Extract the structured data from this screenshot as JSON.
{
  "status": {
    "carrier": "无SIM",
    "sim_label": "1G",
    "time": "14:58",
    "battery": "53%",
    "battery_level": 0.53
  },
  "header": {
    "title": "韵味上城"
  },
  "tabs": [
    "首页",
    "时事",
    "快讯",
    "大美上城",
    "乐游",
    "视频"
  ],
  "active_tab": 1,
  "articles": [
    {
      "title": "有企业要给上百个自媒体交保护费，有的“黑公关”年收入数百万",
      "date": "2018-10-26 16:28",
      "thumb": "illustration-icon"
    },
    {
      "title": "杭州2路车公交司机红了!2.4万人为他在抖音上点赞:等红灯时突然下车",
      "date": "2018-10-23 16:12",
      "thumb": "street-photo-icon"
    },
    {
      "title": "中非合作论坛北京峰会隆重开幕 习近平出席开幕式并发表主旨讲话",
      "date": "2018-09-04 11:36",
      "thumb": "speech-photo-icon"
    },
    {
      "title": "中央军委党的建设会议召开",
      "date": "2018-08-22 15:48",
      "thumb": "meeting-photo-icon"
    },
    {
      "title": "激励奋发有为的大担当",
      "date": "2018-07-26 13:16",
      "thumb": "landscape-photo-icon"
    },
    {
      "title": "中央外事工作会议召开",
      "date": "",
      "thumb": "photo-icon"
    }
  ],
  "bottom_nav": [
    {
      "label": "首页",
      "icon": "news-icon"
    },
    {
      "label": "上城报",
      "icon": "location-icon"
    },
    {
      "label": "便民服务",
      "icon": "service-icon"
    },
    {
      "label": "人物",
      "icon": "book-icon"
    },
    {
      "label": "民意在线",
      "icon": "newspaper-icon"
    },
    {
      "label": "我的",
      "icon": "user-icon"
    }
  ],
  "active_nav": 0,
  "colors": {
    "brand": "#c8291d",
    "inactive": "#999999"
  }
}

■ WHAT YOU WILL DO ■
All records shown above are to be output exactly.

■ THE COMPLETED TASK ■
Extract the structured data from this screenshot as JSON.
{
  "status": {
    "carrier": "无SIM",
    "sim_label": "1G",
    "time": "14:58",
    "battery": "53%",
    "battery_level": 0.53
  },
  "header": {
    "title": "韵味上城"
  },
  "tabs": [
    "首页",
    "时事",
    "快讯",
    "大美上城",
    "乐游",
    "视频"
  ],
  "active_tab": 1,
  "articles": [
    {
      "title": "有企业要给上百个自媒体交保护费，有的“黑公关”年收入数百万",
      "date": "2018-10-26 16:28",
      "thumb": "illustration-icon"
    },
    {
      "title": "杭州2路车公交司机红了!2.4万人为他在抖音上点赞:等红灯时突然下车",
      "date": "2018-10-23 16:12",
      "thumb": "street-photo-icon"
    },
    {
      "title": "中非合作论坛北京峰会隆重开幕 习近平出席开幕式并发表主旨讲话",
      "date": "2018-09-04 11:36",
      "thumb": "speech-photo-icon"
    },
    {
      "title": "中央军委党的建设会议召开",
      "date": "2018-08-22 15:48",
      "thumb": "meeting-photo-icon"
    },
    {
      "title": "激励奋发有为的大担当",
      "date": "2018-07-26 13:16",
      "thumb": "landscape-photo-icon"
    },
    {
      "title": "中央外事工作会议召开",
      "date": "",
      "thumb": "photo-icon"
    }
  ],
  "bottom_nav": [
    {
      "label": "首页",
      "icon": "news-icon"
    },
    {
      "label": "上城报",
      "icon": "location-icon"
    },
    {
      "label": "便民服务",
      "icon": "service-icon"
    },
    {
      "label": "人物",
      "icon": "book-icon"
    },
    {
      "label": "民意在线",
      "icon": "newspaper-icon"
    },
    {
      "label": "我的",
      "icon": "user-icon"
    }
  ],
  "active_nav": 0,
  "colors": {
    "brand": "#c8291d",
    "inactive": "#999999"
  }
}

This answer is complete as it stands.